--- DATA PROVIDED Enclosed Below ---

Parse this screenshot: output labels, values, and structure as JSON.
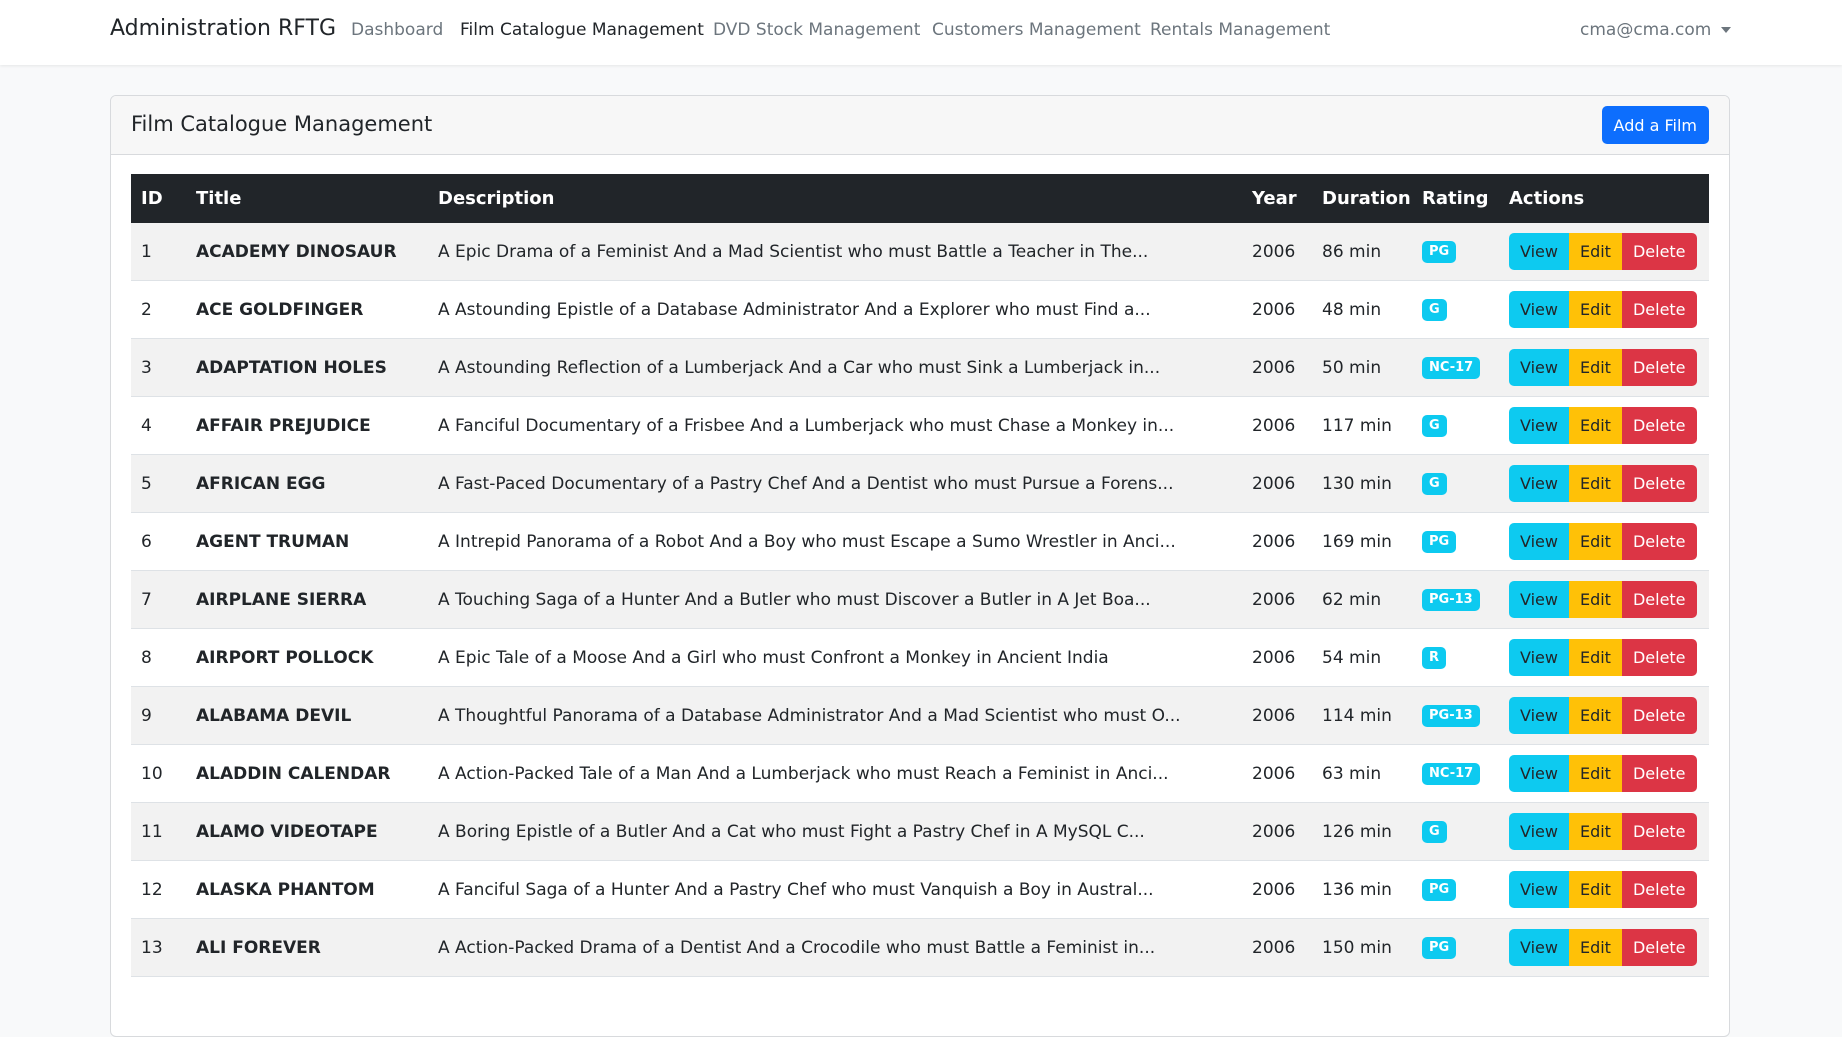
{
  "nav": {
    "brand": "Administration RFTG",
    "links": [
      "Dashboard",
      "Film Catalogue Management",
      "DVD Stock Management",
      "Customers Management",
      "Rentals Management"
    ],
    "active": "Film Catalogue Management",
    "user": "cma@cma.com"
  },
  "card": {
    "title": "Film Catalogue Management",
    "add_button": "Add a Film"
  },
  "table": {
    "headers": [
      "ID",
      "Title",
      "Description",
      "Year",
      "Duration",
      "Rating",
      "Actions"
    ],
    "action_labels": {
      "view": "View",
      "edit": "Edit",
      "delete": "Delete"
    },
    "rows": [
      {
        "id": "1",
        "title": "ACADEMY DINOSAUR",
        "description": "A Epic Drama of a Feminist And a Mad Scientist who must Battle a Teacher in The...",
        "year": "2006",
        "duration": "86 min",
        "rating": "PG"
      },
      {
        "id": "2",
        "title": "ACE GOLDFINGER",
        "description": "A Astounding Epistle of a Database Administrator And a Explorer who must Find a...",
        "year": "2006",
        "duration": "48 min",
        "rating": "G"
      },
      {
        "id": "3",
        "title": "ADAPTATION HOLES",
        "description": "A Astounding Reflection of a Lumberjack And a Car who must Sink a Lumberjack in...",
        "year": "2006",
        "duration": "50 min",
        "rating": "NC-17"
      },
      {
        "id": "4",
        "title": "AFFAIR PREJUDICE",
        "description": "A Fanciful Documentary of a Frisbee And a Lumberjack who must Chase a Monkey in...",
        "year": "2006",
        "duration": "117 min",
        "rating": "G"
      },
      {
        "id": "5",
        "title": "AFRICAN EGG",
        "description": "A Fast-Paced Documentary of a Pastry Chef And a Dentist who must Pursue a Forens...",
        "year": "2006",
        "duration": "130 min",
        "rating": "G"
      },
      {
        "id": "6",
        "title": "AGENT TRUMAN",
        "description": "A Intrepid Panorama of a Robot And a Boy who must Escape a Sumo Wrestler in Anci...",
        "year": "2006",
        "duration": "169 min",
        "rating": "PG"
      },
      {
        "id": "7",
        "title": "AIRPLANE SIERRA",
        "description": "A Touching Saga of a Hunter And a Butler who must Discover a Butler in A Jet Boa...",
        "year": "2006",
        "duration": "62 min",
        "rating": "PG-13"
      },
      {
        "id": "8",
        "title": "AIRPORT POLLOCK",
        "description": "A Epic Tale of a Moose And a Girl who must Confront a Monkey in Ancient India",
        "year": "2006",
        "duration": "54 min",
        "rating": "R"
      },
      {
        "id": "9",
        "title": "ALABAMA DEVIL",
        "description": "A Thoughtful Panorama of a Database Administrator And a Mad Scientist who must O...",
        "year": "2006",
        "duration": "114 min",
        "rating": "PG-13"
      },
      {
        "id": "10",
        "title": "ALADDIN CALENDAR",
        "description": "A Action-Packed Tale of a Man And a Lumberjack who must Reach a Feminist in Anci...",
        "year": "2006",
        "duration": "63 min",
        "rating": "NC-17"
      },
      {
        "id": "11",
        "title": "ALAMO VIDEOTAPE",
        "description": "A Boring Epistle of a Butler And a Cat who must Fight a Pastry Chef in A MySQL C...",
        "year": "2006",
        "duration": "126 min",
        "rating": "G"
      },
      {
        "id": "12",
        "title": "ALASKA PHANTOM",
        "description": "A Fanciful Saga of a Hunter And a Pastry Chef who must Vanquish a Boy in Austral...",
        "year": "2006",
        "duration": "136 min",
        "rating": "PG"
      },
      {
        "id": "13",
        "title": "ALI FOREVER",
        "description": "A Action-Packed Drama of a Dentist And a Crocodile who must Battle a Feminist in...",
        "year": "2006",
        "duration": "150 min",
        "rating": "PG"
      }
    ]
  }
}
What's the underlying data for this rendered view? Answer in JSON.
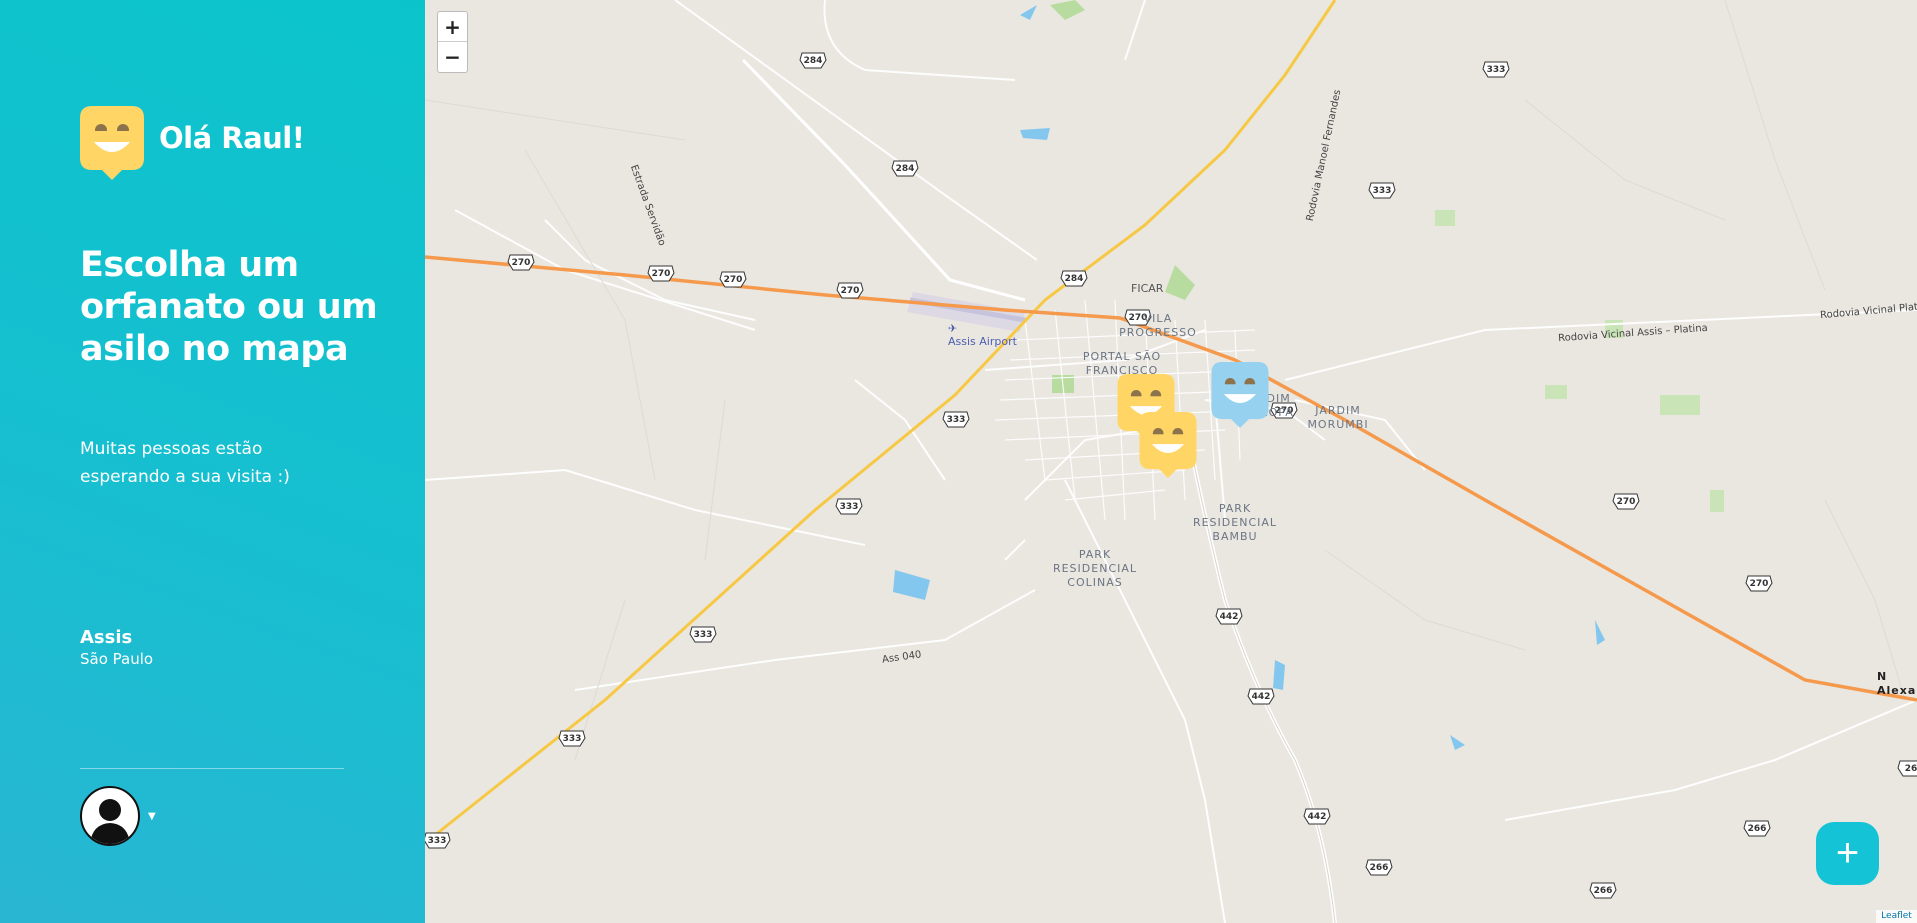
{
  "sidebar": {
    "greeting": "Olá Raul!",
    "headline": "Escolha um orfanato ou um asilo no mapa",
    "subtitle": "Muitas pessoas estão esperando a sua visita :)",
    "city": "Assis",
    "state": "São Paulo"
  },
  "map": {
    "zoom_in": "+",
    "zoom_out": "−",
    "attribution": "Leaflet",
    "airport": "Assis Airport",
    "ficar": "FICAR",
    "neighborhoods": {
      "vila_progresso": "VILA PROGRESSO",
      "portal": "PORTAL SÃO FRANCISCO",
      "jardim_europa": "JARDIM EUROPA",
      "jardim_morumbi": "JARDIM MORUMBI",
      "park_bambu": "PARK RESIDENCIAL BAMBU",
      "park_colinas": "PARK RESIDENCIAL COLINAS",
      "nova_alexandria": "N Alexa"
    },
    "roads": {
      "estrada_servidao": "Estrada Servidão",
      "rodovia_manoel": "Rodovia Manoel Fernandes",
      "vicinal_platina": "Rodovia Vicinal Assis – Platina",
      "vicinal_plat2": "Rodovia Vicinal Plat",
      "ass040": "Ass 040"
    },
    "shields": {
      "r284a": "284",
      "r284b": "284",
      "r284c": "284",
      "r270a": "270",
      "r270b": "270",
      "r270c": "270",
      "r270d": "270",
      "r270e": "270",
      "r270f": "270",
      "r270g": "270",
      "r270h": "270",
      "r333a": "333",
      "r333b": "333",
      "r333c": "333",
      "r333d": "333",
      "r333e": "333",
      "r333f": "333",
      "r333g": "333",
      "r442a": "442",
      "r442b": "442",
      "r442c": "442",
      "r266a": "266",
      "r266b": "266",
      "r266c": "266",
      "r26": "26"
    },
    "markers": [
      {
        "color": "#ffd666"
      },
      {
        "color": "#ffd666"
      },
      {
        "color": "#96d2f0"
      }
    ]
  },
  "add_button_label": "+",
  "icons": {
    "logo": "smiley-pin-icon",
    "avatar": "user-silhouette-icon",
    "caret": "caret-down-icon",
    "add": "plus-icon"
  }
}
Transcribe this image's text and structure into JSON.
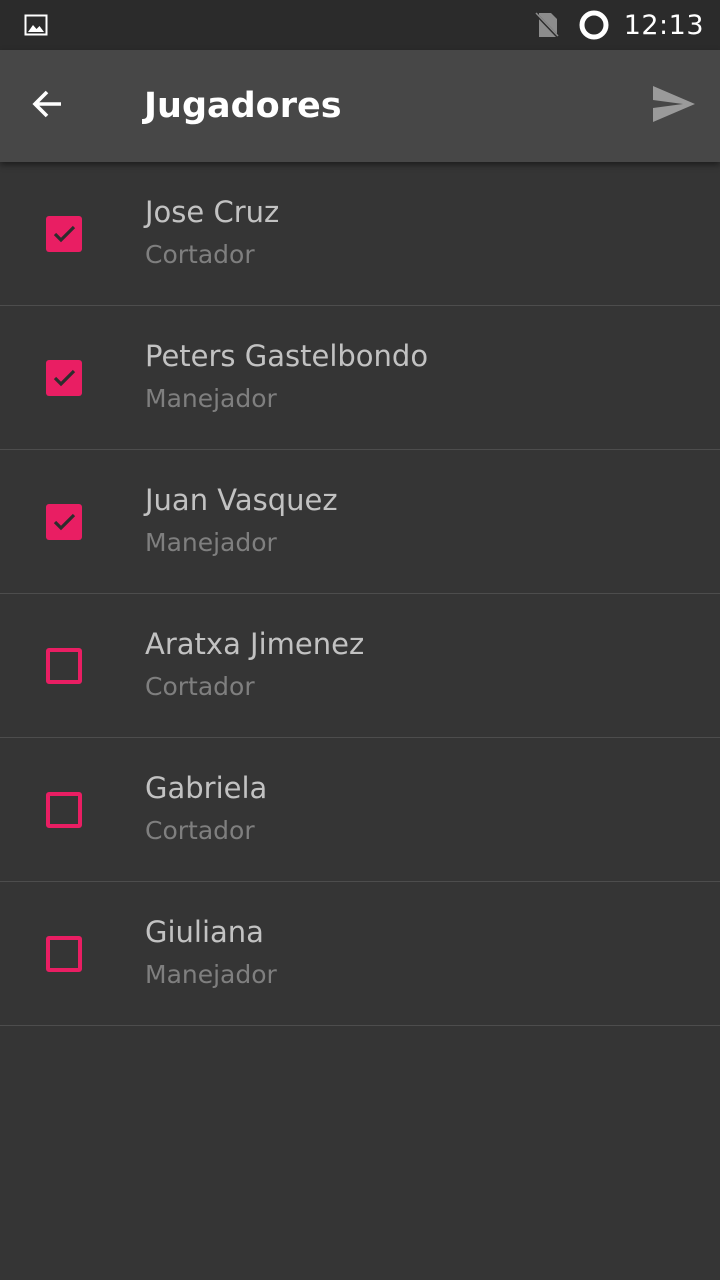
{
  "status_bar": {
    "time": "12:13",
    "icons": [
      "image-icon",
      "no-sim-icon",
      "sync-ring-icon"
    ]
  },
  "app_bar": {
    "title": "Jugadores",
    "back_icon": "arrow-back-icon",
    "send_icon": "send-icon"
  },
  "colors": {
    "accent": "#e91e63",
    "background": "#353535",
    "app_bar": "#474747",
    "status_bar": "#2b2b2b"
  },
  "players": [
    {
      "name": "Jose Cruz",
      "role": "Cortador",
      "checked": true
    },
    {
      "name": "Peters Gastelbondo",
      "role": "Manejador",
      "checked": true
    },
    {
      "name": "Juan Vasquez",
      "role": "Manejador",
      "checked": true
    },
    {
      "name": "Aratxa Jimenez",
      "role": "Cortador",
      "checked": false
    },
    {
      "name": "Gabriela",
      "role": "Cortador",
      "checked": false
    },
    {
      "name": "Giuliana",
      "role": "Manejador",
      "checked": false
    }
  ]
}
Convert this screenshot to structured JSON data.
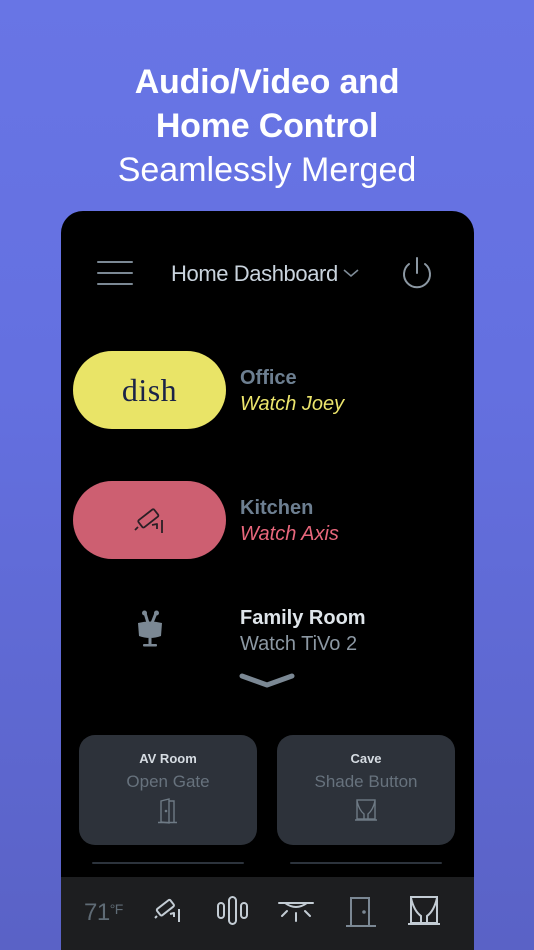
{
  "headline": {
    "line1": "Audio/Video and",
    "line2": "Home Control",
    "line3": "Seamlessly Merged"
  },
  "app": {
    "header": {
      "title": "Home Dashboard",
      "menu_icon": "hamburger-menu-icon",
      "dropdown_icon": "chevron-down-icon",
      "power_icon": "power-icon"
    },
    "sources": [
      {
        "room": "Office",
        "action": "Watch Joey",
        "icon": "dish-logo",
        "logo_text": "dish",
        "color": "#e9e467",
        "action_color": "#ece56c"
      },
      {
        "room": "Kitchen",
        "action": "Watch Axis",
        "icon": "security-camera-icon",
        "color": "#cd5f71",
        "action_color": "#e8677c"
      },
      {
        "room": "Family Room",
        "action": "Watch TiVo 2",
        "icon": "tivo-icon",
        "color": null,
        "action_color": "#8c98a3"
      }
    ],
    "expand_icon": "chevron-down-icon",
    "tiles": [
      {
        "room": "AV Room",
        "action": "Open Gate",
        "icon": "door-icon"
      },
      {
        "room": "Cave",
        "action": "Shade Button",
        "icon": "curtain-icon"
      }
    ],
    "bottom_bar": {
      "temperature": "71",
      "unit": "°F",
      "icons": [
        "security-camera-icon",
        "audio-bars-icon",
        "ceiling-light-icon",
        "door-icon",
        "curtain-icon"
      ]
    }
  }
}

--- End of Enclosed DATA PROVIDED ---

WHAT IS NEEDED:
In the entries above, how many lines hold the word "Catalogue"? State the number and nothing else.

RESPONSE TO THIS EXERCISE:
3